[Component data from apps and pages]
========================================
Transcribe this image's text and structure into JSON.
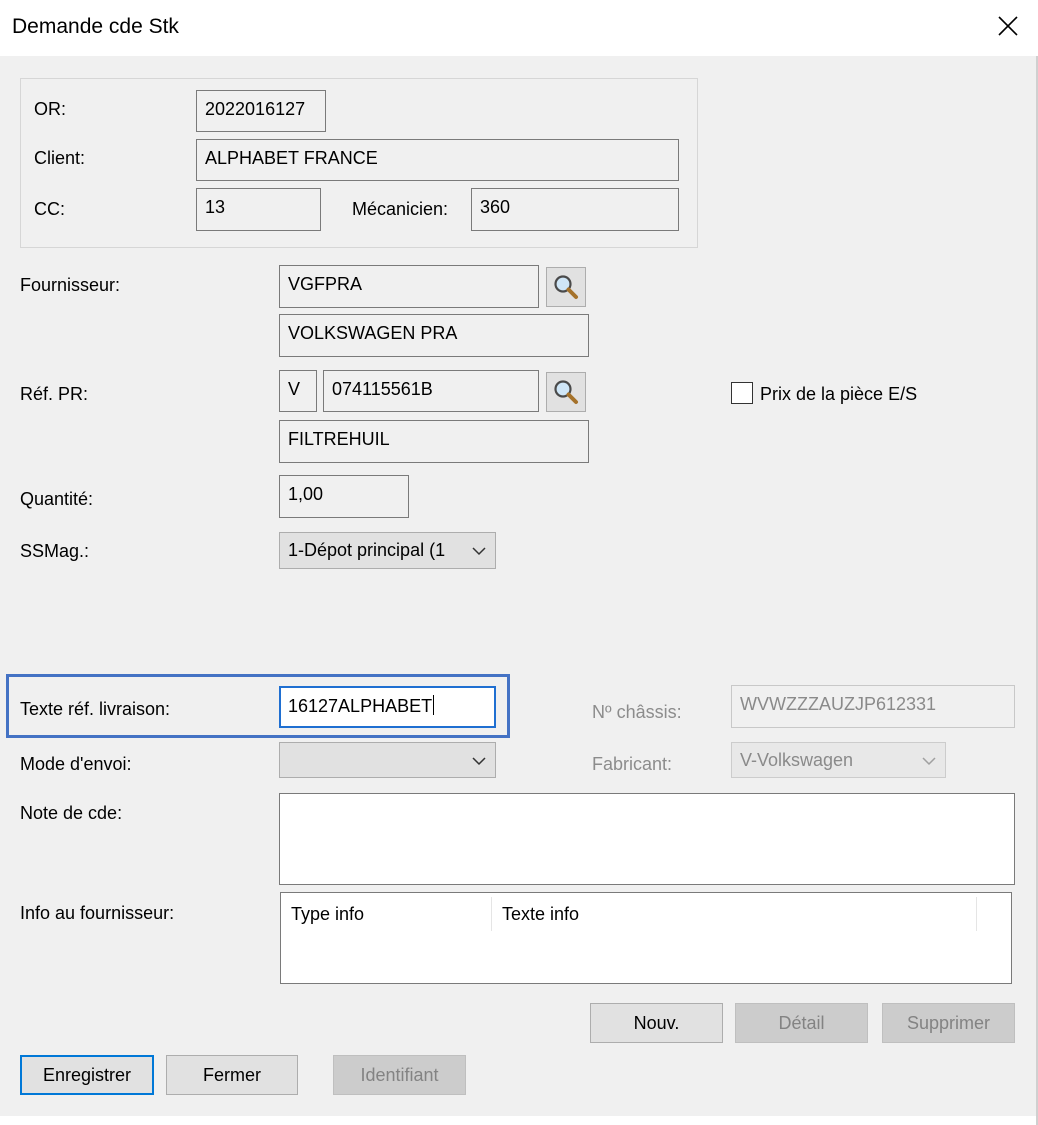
{
  "window": {
    "title": "Demande cde Stk"
  },
  "order": {
    "or_label": "OR:",
    "or_value": "2022016127",
    "client_label": "Client:",
    "client_value": "ALPHABET FRANCE",
    "cc_label": "CC:",
    "cc_value": "13",
    "mecanicien_label": "Mécanicien:",
    "mecanicien_value": "360"
  },
  "supplier": {
    "label": "Fournisseur:",
    "code": "VGFPRA",
    "name": "VOLKSWAGEN PRA"
  },
  "part": {
    "label": "Réf. PR:",
    "prefix": "V",
    "reference": "074115561B",
    "designation": "FILTREHUIL",
    "price_checkbox_label": "Prix de la pièce E/S",
    "price_checkbox_checked": false
  },
  "quantity": {
    "label": "Quantité:",
    "value": "1,00"
  },
  "ssmag": {
    "label": "SSMag.:",
    "selected": "1-Dépot principal (1"
  },
  "delivery": {
    "label": "Texte réf. livraison:",
    "value": "16127ALPHABET",
    "chassis_label": "Nº châssis:",
    "chassis_value": "WVWZZZAUZJP612331"
  },
  "shipping": {
    "label": "Mode d'envoi:",
    "selected": "",
    "manufacturer_label": "Fabricant:",
    "manufacturer_selected": "V-Volkswagen"
  },
  "note": {
    "label": "Note de cde:",
    "value": ""
  },
  "supplier_info": {
    "label": "Info au fournisseur:",
    "columns": [
      "Type info",
      "Texte info"
    ],
    "buttons": {
      "new": "Nouv.",
      "detail": "Détail",
      "delete": "Supprimer"
    }
  },
  "footer": {
    "save": "Enregistrer",
    "close": "Fermer",
    "identifier": "Identifiant"
  },
  "colors": {
    "highlight": "#4472c4",
    "focus": "#1f6fd1",
    "default_button": "#0078d7"
  },
  "icons": {
    "close": "close-icon",
    "search": "magnifier-icon",
    "dropdown": "chevron-down-icon"
  }
}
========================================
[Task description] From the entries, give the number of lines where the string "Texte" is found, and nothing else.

[Written solution] 2